### What you should do
Exactly how many lines in the data below contain the string "name"? Give that number and nothing else.

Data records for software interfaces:

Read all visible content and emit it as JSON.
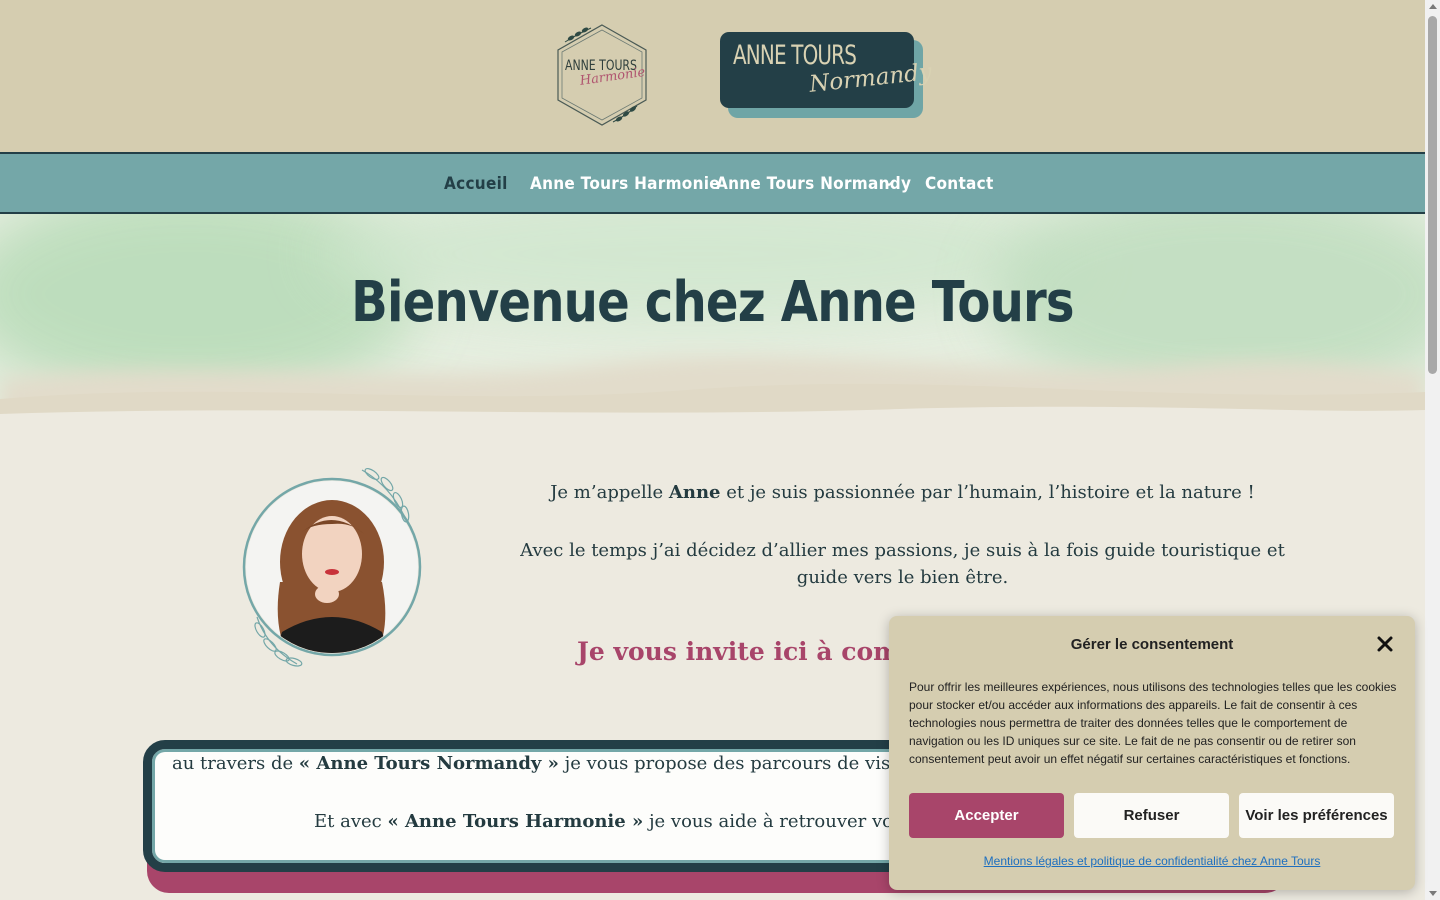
{
  "header": {
    "logo_harmonie": {
      "line1": "ANNE TOURS",
      "line2": "Harmonie"
    },
    "logo_normandy": {
      "line1": "ANNE TOURS",
      "line2": "Normandy"
    }
  },
  "nav": {
    "items": [
      {
        "label": "Accueil",
        "active": true
      },
      {
        "label": "Anne Tours Harmonie",
        "active": false
      },
      {
        "label": "Anne Tours Normandy",
        "active": false,
        "has_dropdown": true
      },
      {
        "label": "Contact",
        "active": false
      }
    ]
  },
  "hero": {
    "title": "Bienvenue chez Anne Tours"
  },
  "intro": {
    "p1_before": "Je m’appelle ",
    "p1_bold": "Anne",
    "p1_after": " et je suis passionnée par l’humain, l’histoire et la nature !",
    "p2": "Avec le temps j’ai décidez d’allier mes passions, je suis à la fois guide touristique et guide vers le bien être.",
    "invite": "Je vous invite ici à commenc"
  },
  "card": {
    "l1_before": "au travers de ",
    "l1_bold": "« Anne Tours Normandy »",
    "l1_after": " je vous propose des parcours de visites g",
    "l2_before": "Et avec ",
    "l2_bold": "« Anne Tours Harmonie »",
    "l2_after": " je vous aide à retrouver votre se"
  },
  "consent": {
    "title": "Gérer le consentement",
    "body": "Pour offrir les meilleures expériences, nous utilisons des technologies telles que les cookies pour stocker et/ou accéder aux informations des appareils. Le fait de consentir à ces technologies nous permettra de traiter des données telles que le comportement de navigation ou les ID uniques sur ce site. Le fait de ne pas consentir ou de retirer son consentement peut avoir un effet négatif sur certaines caractéristiques et fonctions.",
    "accept": "Accepter",
    "refuse": "Refuser",
    "preferences": "Voir les préférences",
    "link": "Mentions légales et politique de confidentialité chez Anne Tours"
  },
  "colors": {
    "header_bg": "#d5cdb0",
    "nav_bg": "#74a7a8",
    "dark_teal": "#233f47",
    "accent_pink": "#a8456a",
    "page_bg": "#edeae0"
  },
  "icons": [
    "chevron-down-icon",
    "close-icon",
    "leaf-wreath-icon"
  ]
}
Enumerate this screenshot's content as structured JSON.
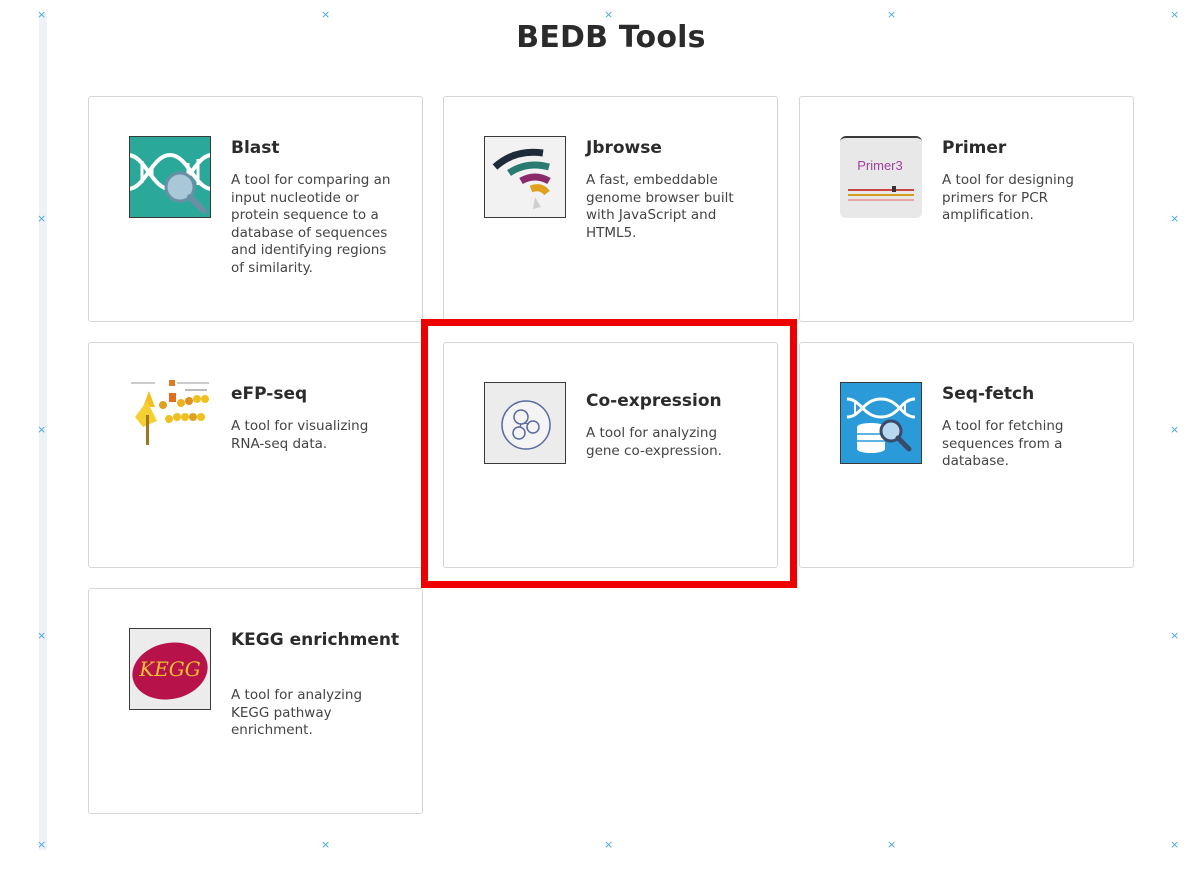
{
  "page": {
    "title": "BEDB Tools"
  },
  "colors": {
    "highlight": "#ee0000",
    "marker": "#4aa8e0"
  },
  "markers": [
    "×",
    "×",
    "×",
    "×",
    "×",
    "×",
    "×",
    "×",
    "×",
    "×",
    "×",
    "×",
    "×",
    "×",
    "×",
    "×"
  ],
  "tools": [
    {
      "name": "Blast",
      "desc": "A tool for comparing an input nucleotide or protein sequence to a database of sequences and identifying regions of similarity.",
      "icon": "blast-dna-magnifier-icon"
    },
    {
      "name": "Jbrowse",
      "desc": "A fast, embeddable genome browser built with JavaScript and HTML5.",
      "icon": "jbrowse-arcs-icon"
    },
    {
      "name": "Primer",
      "desc": "A tool for designing primers for PCR amplification.",
      "icon": "primer3-icon",
      "icon_text": "Primer3"
    },
    {
      "name": "eFP-seq",
      "desc": "A tool for visualizing RNA-seq data.",
      "icon": "efp-seq-plant-icon"
    },
    {
      "name": "Co-expression",
      "desc": "A tool for analyzing gene co-expression.",
      "icon": "co-expression-bubbles-icon"
    },
    {
      "name": "Seq-fetch",
      "desc": "A tool for fetching sequences from a database.",
      "icon": "seq-fetch-database-icon"
    },
    {
      "name": "KEGG enrichment",
      "desc": "A tool for analyzing KEGG pathway enrichment.",
      "icon": "kegg-logo-icon",
      "icon_text": "KEGG"
    }
  ]
}
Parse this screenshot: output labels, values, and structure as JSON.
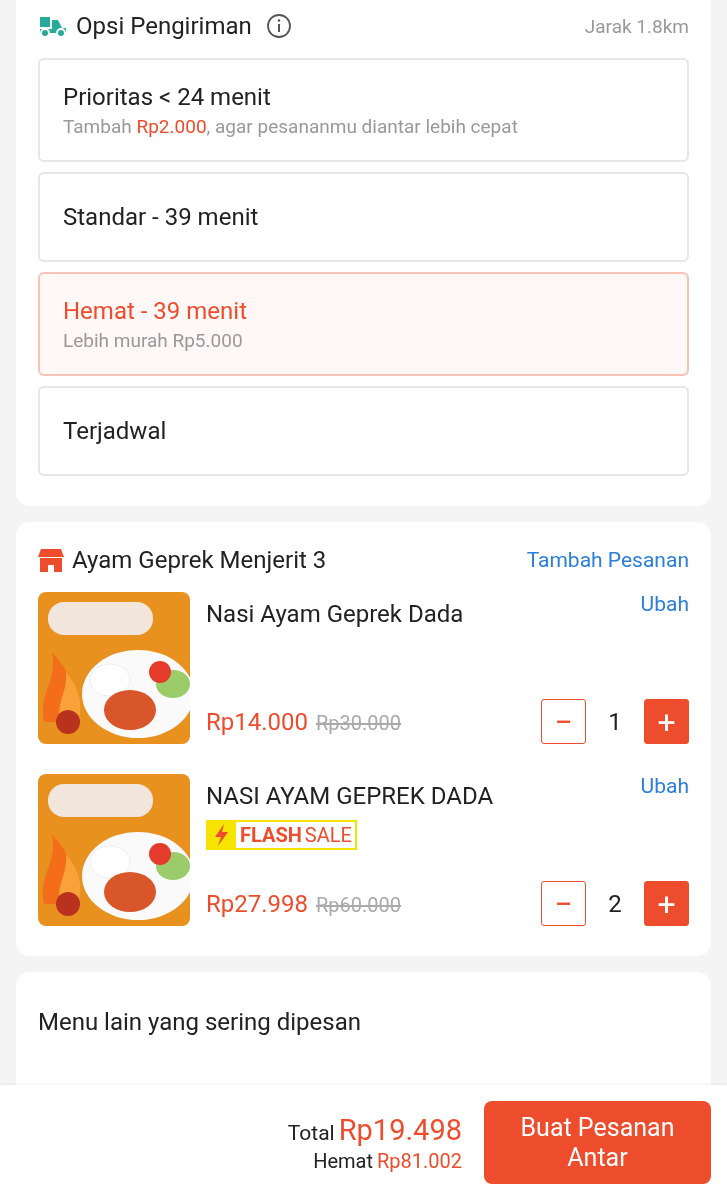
{
  "delivery": {
    "title": "Opsi Pengiriman",
    "distance": "Jarak 1.8km",
    "options": [
      {
        "title": "Prioritas < 24 menit",
        "subtitle": "Tambah **Rp2.000**, agar pesananmu diantar lebih cepat",
        "selected": false
      },
      {
        "title": "Standar - 39 menit",
        "selected": false
      },
      {
        "title": "Hemat - 39 menit",
        "subtitle": "Lebih murah Rp5.000",
        "selected": true
      },
      {
        "title": "Terjadwal",
        "selected": false
      }
    ]
  },
  "store": {
    "name": "Ayam Geprek Menjerit 3",
    "add_link": "Tambah Pesanan",
    "items": [
      {
        "name": "Nasi Ayam Geprek Dada",
        "edit": "Ubah",
        "flash_sale": false,
        "price": "Rp14.000",
        "original_price": "Rp30.000",
        "quantity": "1",
        "minus": "−",
        "plus": "+"
      },
      {
        "name": "NASI AYAM GEPREK DADA",
        "edit": "Ubah",
        "flash_sale": true,
        "flash_label": "FLASH",
        "flash_label_2": "SALE",
        "price": "Rp27.998",
        "original_price": "Rp60.000",
        "quantity": "2",
        "minus": "−",
        "plus": "+"
      }
    ]
  },
  "other_menu": {
    "title": "Menu lain yang sering dipesan"
  },
  "footer": {
    "total_label": "Total",
    "total": "Rp19.498",
    "savings_label": "Hemat",
    "savings": "Rp81.002",
    "button": "Buat Pesanan Antar"
  }
}
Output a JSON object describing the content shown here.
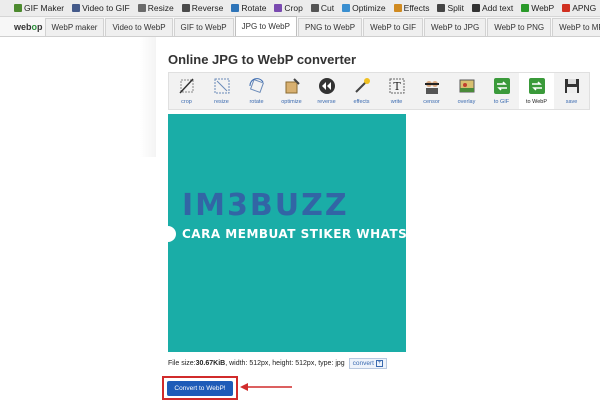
{
  "topnav": [
    {
      "label": "GIF Maker",
      "icon": "gif-maker-icon",
      "color": "#4c8a2e"
    },
    {
      "label": "Video to GIF",
      "icon": "video-icon",
      "color": "#445a8a"
    },
    {
      "label": "Resize",
      "icon": "resize-icon",
      "color": "#6a6a6a"
    },
    {
      "label": "Reverse",
      "icon": "reverse-icon",
      "color": "#4a4a4a"
    },
    {
      "label": "Rotate",
      "icon": "rotate-icon",
      "color": "#2e74b8"
    },
    {
      "label": "Crop",
      "icon": "crop-icon",
      "color": "#7a4ab0"
    },
    {
      "label": "Cut",
      "icon": "cut-icon",
      "color": "#555555"
    },
    {
      "label": "Optimize",
      "icon": "optimize-icon",
      "color": "#3a8fd0"
    },
    {
      "label": "Effects",
      "icon": "effects-icon",
      "color": "#d08a20"
    },
    {
      "label": "Split",
      "icon": "split-icon",
      "color": "#444444"
    },
    {
      "label": "Add text",
      "icon": "add-text-icon",
      "color": "#333333"
    },
    {
      "label": "WebP",
      "icon": "webp-icon",
      "color": "#2a9a2a"
    },
    {
      "label": "APNG",
      "icon": "apng-icon",
      "color": "#d03020"
    }
  ],
  "logo": {
    "prefix": "web",
    "middle": "o",
    "suffix": "p"
  },
  "tabs": [
    {
      "label": "WebP maker",
      "active": false
    },
    {
      "label": "Video to WebP",
      "active": false
    },
    {
      "label": "GIF to WebP",
      "active": false
    },
    {
      "label": "JPG to WebP",
      "active": true
    },
    {
      "label": "PNG to WebP",
      "active": false
    },
    {
      "label": "WebP to GIF",
      "active": false
    },
    {
      "label": "WebP to JPG",
      "active": false
    },
    {
      "label": "WebP to PNG",
      "active": false
    },
    {
      "label": "WebP to MP4",
      "active": false
    }
  ],
  "page_title": "Online JPG to WebP converter",
  "tools": [
    {
      "label": "crop",
      "icon": "crop-icon",
      "active": false
    },
    {
      "label": "resize",
      "icon": "resize-icon",
      "active": false
    },
    {
      "label": "rotate",
      "icon": "rotate-icon",
      "active": false
    },
    {
      "label": "optimize",
      "icon": "optimize-icon",
      "active": false
    },
    {
      "label": "reverse",
      "icon": "reverse-icon",
      "active": false
    },
    {
      "label": "effects",
      "icon": "effects-icon",
      "active": false
    },
    {
      "label": "write",
      "icon": "write-icon",
      "active": false
    },
    {
      "label": "censor",
      "icon": "censor-icon",
      "active": false
    },
    {
      "label": "overlay",
      "icon": "overlay-icon",
      "active": false
    },
    {
      "label": "to GIF",
      "icon": "to-gif-icon",
      "active": false
    },
    {
      "label": "to WebP",
      "icon": "to-webp-icon",
      "active": true
    },
    {
      "label": "save",
      "icon": "save-icon",
      "active": false
    }
  ],
  "image": {
    "watermark": "IM3BUZZ",
    "caption": "CARA MEMBUAT STIKER WHATSA",
    "bg_color": "#1aada7"
  },
  "fileinfo": {
    "prefix": "File size: ",
    "size": "30.67KiB",
    "details": ", width: 512px, height: 512px, type: jpg",
    "convert_label": "convert"
  },
  "convert_button": "Convert to WebP!",
  "colors": {
    "accent": "#1e5bb8",
    "highlight": "#d12b2b"
  }
}
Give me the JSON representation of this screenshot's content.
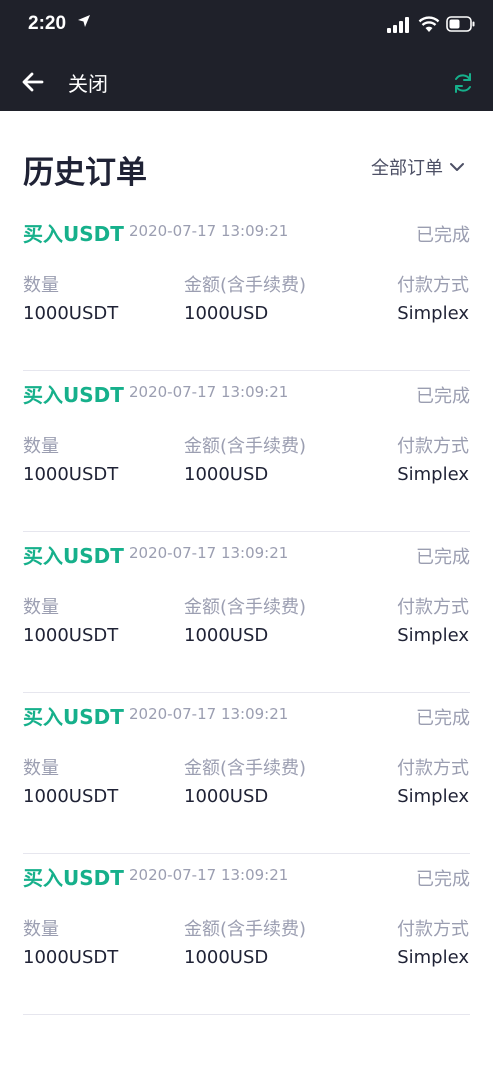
{
  "status_bar": {
    "time": "2:20"
  },
  "nav": {
    "close_label": "关闭"
  },
  "page": {
    "title": "历史订单",
    "filter_label": "全部订单"
  },
  "labels": {
    "quantity": "数量",
    "amount": "金额(含手续费)",
    "payment": "付款方式"
  },
  "orders": [
    {
      "type": "买入USDT",
      "time": "2020-07-17 13:09:21",
      "status": "已完成",
      "quantity": "1000USDT",
      "amount": "1000USD",
      "payment": "Simplex"
    },
    {
      "type": "买入USDT",
      "time": "2020-07-17 13:09:21",
      "status": "已完成",
      "quantity": "1000USDT",
      "amount": "1000USD",
      "payment": "Simplex"
    },
    {
      "type": "买入USDT",
      "time": "2020-07-17 13:09:21",
      "status": "已完成",
      "quantity": "1000USDT",
      "amount": "1000USD",
      "payment": "Simplex"
    },
    {
      "type": "买入USDT",
      "time": "2020-07-17 13:09:21",
      "status": "已完成",
      "quantity": "1000USDT",
      "amount": "1000USD",
      "payment": "Simplex"
    },
    {
      "type": "买入USDT",
      "time": "2020-07-17 13:09:21",
      "status": "已完成",
      "quantity": "1000USDT",
      "amount": "1000USD",
      "payment": "Simplex"
    }
  ],
  "colors": {
    "header_bg": "#1f212a",
    "accent": "#16b08b",
    "muted": "#9b9eb1",
    "text": "#1f2235"
  }
}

### Reply
10